EXCERPTED DATA:
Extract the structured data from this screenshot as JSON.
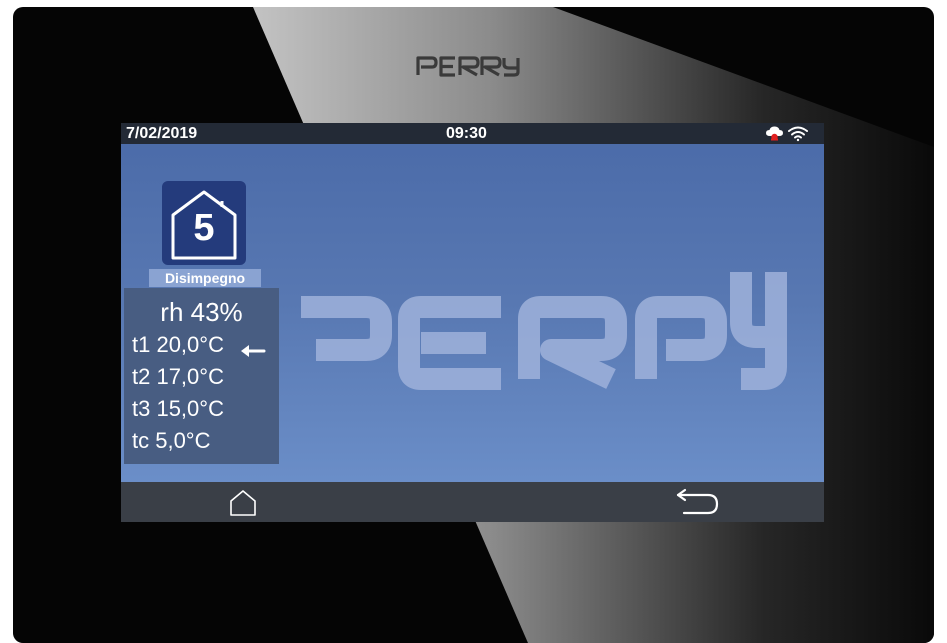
{
  "device": {
    "brand_logo": "PERRY"
  },
  "statusbar": {
    "date": "7/02/2019",
    "time": "09:30",
    "icons": [
      "cloud-alert-icon",
      "wifi-icon"
    ]
  },
  "screen": {
    "watermark": "PERRY"
  },
  "zone": {
    "number": "5",
    "name": "Disimpegno"
  },
  "readings": {
    "rh": "rh  43%",
    "t1": "t1 20,0°C",
    "t2": "t2 17,0°C",
    "t3": "t3 15,0°C",
    "tc": "tc  5,0°C",
    "active_indicator": "left-arrow-icon"
  },
  "navbar": {
    "home": "home-icon",
    "back": "back-icon"
  },
  "colors": {
    "device_body": "#050505",
    "status_bar": "#232a36",
    "screen_top": "#4a6aa8",
    "screen_bottom": "#6f93cd",
    "zone_tile": "#243b7c",
    "readings_panel": "#485d82",
    "navbar": "#3a3f47",
    "alert_red": "#e02020"
  }
}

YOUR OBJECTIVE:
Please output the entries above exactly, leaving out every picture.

OUTPUT BELOW:
Extract the structured data from this screenshot as JSON.
{
  "device": {
    "brand_logo": "PERRY"
  },
  "statusbar": {
    "date": "7/02/2019",
    "time": "09:30",
    "icons": [
      "cloud-alert-icon",
      "wifi-icon"
    ]
  },
  "screen": {
    "watermark": "PERRY"
  },
  "zone": {
    "number": "5",
    "name": "Disimpegno"
  },
  "readings": {
    "rh": "rh  43%",
    "t1": "t1 20,0°C",
    "t2": "t2 17,0°C",
    "t3": "t3 15,0°C",
    "tc": "tc  5,0°C",
    "active_indicator": "left-arrow-icon"
  },
  "navbar": {
    "home": "home-icon",
    "back": "back-icon"
  },
  "colors": {
    "device_body": "#050505",
    "status_bar": "#232a36",
    "screen_top": "#4a6aa8",
    "screen_bottom": "#6f93cd",
    "zone_tile": "#243b7c",
    "readings_panel": "#485d82",
    "navbar": "#3a3f47",
    "alert_red": "#e02020"
  }
}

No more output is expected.